For those not in the know, here’s the skinny: artist Juan Ortiz, a dude whose creativity is only exceeded by his work ethic, set out many months back with a mission to create an original, retro-style poster for every single of of Star Trek: The Original Series’ 80 episodes. His approach varies each time, with the posters done in the style of pulp book covers, traditional movie posters, and numerous other concepts. It’s all about finding that visual element that succinctly suggests the story or theme of the episode, even if that image isn’t something lifted directly from the episode in question. For instance, when it comes to notorious interstellar conman Harcourt Fenton Mudd, it’s all about that mustache.
With all the recent talks about drones and drone strikes, it seems that the Navy’s new stealth destroyer has lived up to its name, quietly slipping into the water off the coast of Bath, Maine, without attracting much attention. The USS Zumwalt is the first of its kind—its kind being DDG-1000 destroyers.
The vessel may be 610 feet long and 81 feet wide, but for a ship that size it is relatively light. That’s because it’s made from a light carbon fiber composite. The Zumwalt will carry cutting-edge weapons that allow it to target and destroy objects, vessels, fish, or whatever it wants from a great distance. As impressive as that is, the most noteworthy attribute of the ship is its stealth. That carbon fiber composite renders the Zumwalt extremely difficult to pick up on radar—about 50 times more difficult than a typical destroyer. The design keeps the ship low to the wave and angled in such a way to help avoid detection. A Naval Sea Systems Command spokesperson says, “it has the radar cross-section of a fishing boat.”
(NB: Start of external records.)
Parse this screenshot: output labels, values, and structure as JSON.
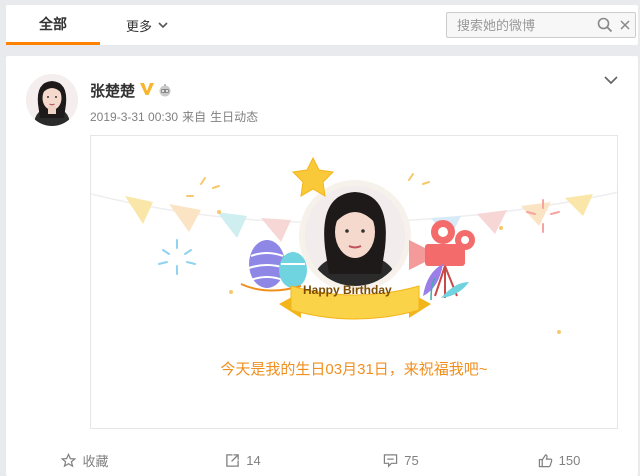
{
  "tabs": {
    "all_label": "全部",
    "more_label": "更多"
  },
  "search": {
    "placeholder": "搜索她的微博",
    "value": ""
  },
  "post": {
    "author": "张楚楚",
    "date": "2019-3-31 00:30",
    "via_prefix": "来自",
    "source": "生日动态",
    "ribbon_text": "Happy Birthday",
    "message": "今天是我的生日03月31日，来祝福我吧~"
  },
  "actions": {
    "favorite_label": "收藏",
    "repost_count": "14",
    "comment_count": "75",
    "like_count": "150"
  },
  "colors": {
    "accent": "#ff8200",
    "message": "#f08f1e",
    "vip": "#f6b72e"
  }
}
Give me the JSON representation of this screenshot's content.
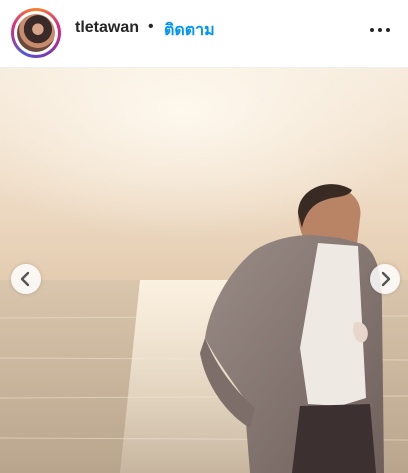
{
  "post": {
    "username": "tletawan",
    "separator": "•",
    "follow_label": "ติดตาม"
  },
  "icons": {
    "more": "more-horizontal-icon",
    "prev": "chevron-left-icon",
    "next": "chevron-right-icon"
  },
  "colors": {
    "follow": "#0095f6",
    "text": "#262626"
  }
}
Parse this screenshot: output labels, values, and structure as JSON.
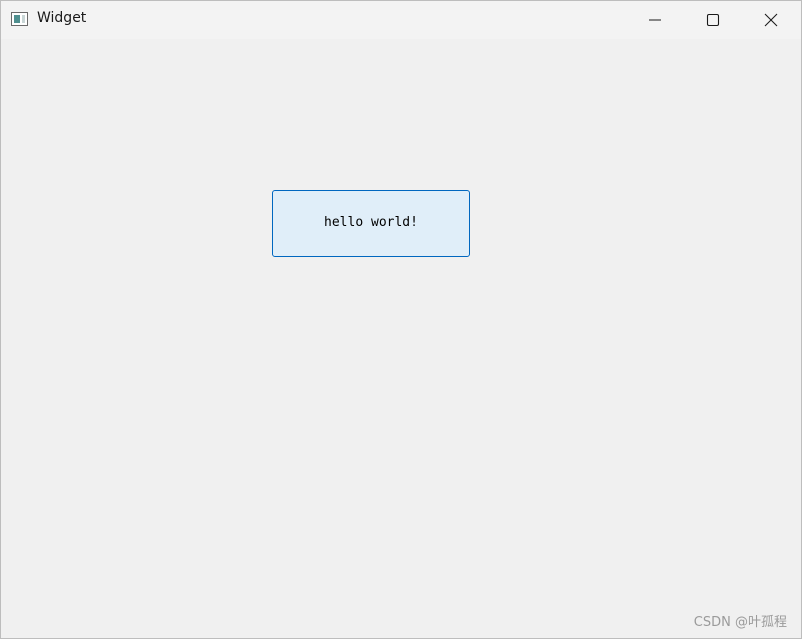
{
  "window": {
    "title": "Widget",
    "app_icon": "window-app-icon"
  },
  "titlebar_buttons": {
    "minimize_icon": "minimize-icon",
    "maximize_icon": "maximize-icon",
    "close_icon": "close-icon"
  },
  "main": {
    "button_label": "hello world!"
  },
  "watermark": {
    "text": "CSDN @叶孤程"
  },
  "colors": {
    "button_border": "#0067c0",
    "button_background": "#e0eef9",
    "window_background": "#f0f0f0"
  }
}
These days you can find more information about your favorite things in 10 minutes with an internet connection than you could in 10 hours in the days before we all purchased real estate along the information superhighway. Today sites like GFR fill a space once occupied by genre magazines, convention hype, and word of mouth. I’ll admit, I do occasionally pine for the days when running across some juicy new rumor in a dog-eared copy of Starlog felt like unearthing the Ark of the Covenant. Another very cool source to get your geek fix in the pre-internet days of yore was collector’s items such as the Star Trek trading cards released by Topps in the ‘70s. They’re the subject of a book titled Star Trek: The Original Topps Trading Cards Series, and the folks at io9 shared some great artwork from the collection which you can see throughout this post. After a brief period of intense examination, we can confirm that they’re 100% awesome.
Actor Michael Dorn has never been shy about his love of playing Worf in Star Trek: The Next Generation and Deep Space Nine. He’s been trying to get a Worf spinoff project going for years now. While that project still remains in limbo, he is finally returning to the role that made him famous. It won’t be in a new movie or TV show, but rather in the massively multiplayer online role-playing game Star Trek Online.
For those not familiar with the game, over the course of its three years of life STO has released periodic content updates, dubbed “seasons,” which add new storylines and features into the game. The latest of these is the upcoming “Season 8: Sphere of Influence.” Players will get to adventure alongside Worf, now an ambassador for the Klingon Empire, on a mission to New Romulus. Trek lore junkies will get more than just the Worf factor: the story involves the discovery and reactivation of an ancient Iconian gateway. You remember the Iconians, don’t you? First mentioned in the 1989 Next Gen episode “Contagion,” the Iconians were an ancient race who had created a portal technology that allowed them to step across light years instantaneously. They were believed to be extinct, but based on the trailer below, I’m guessing the rumors of their death may have been exaggerated.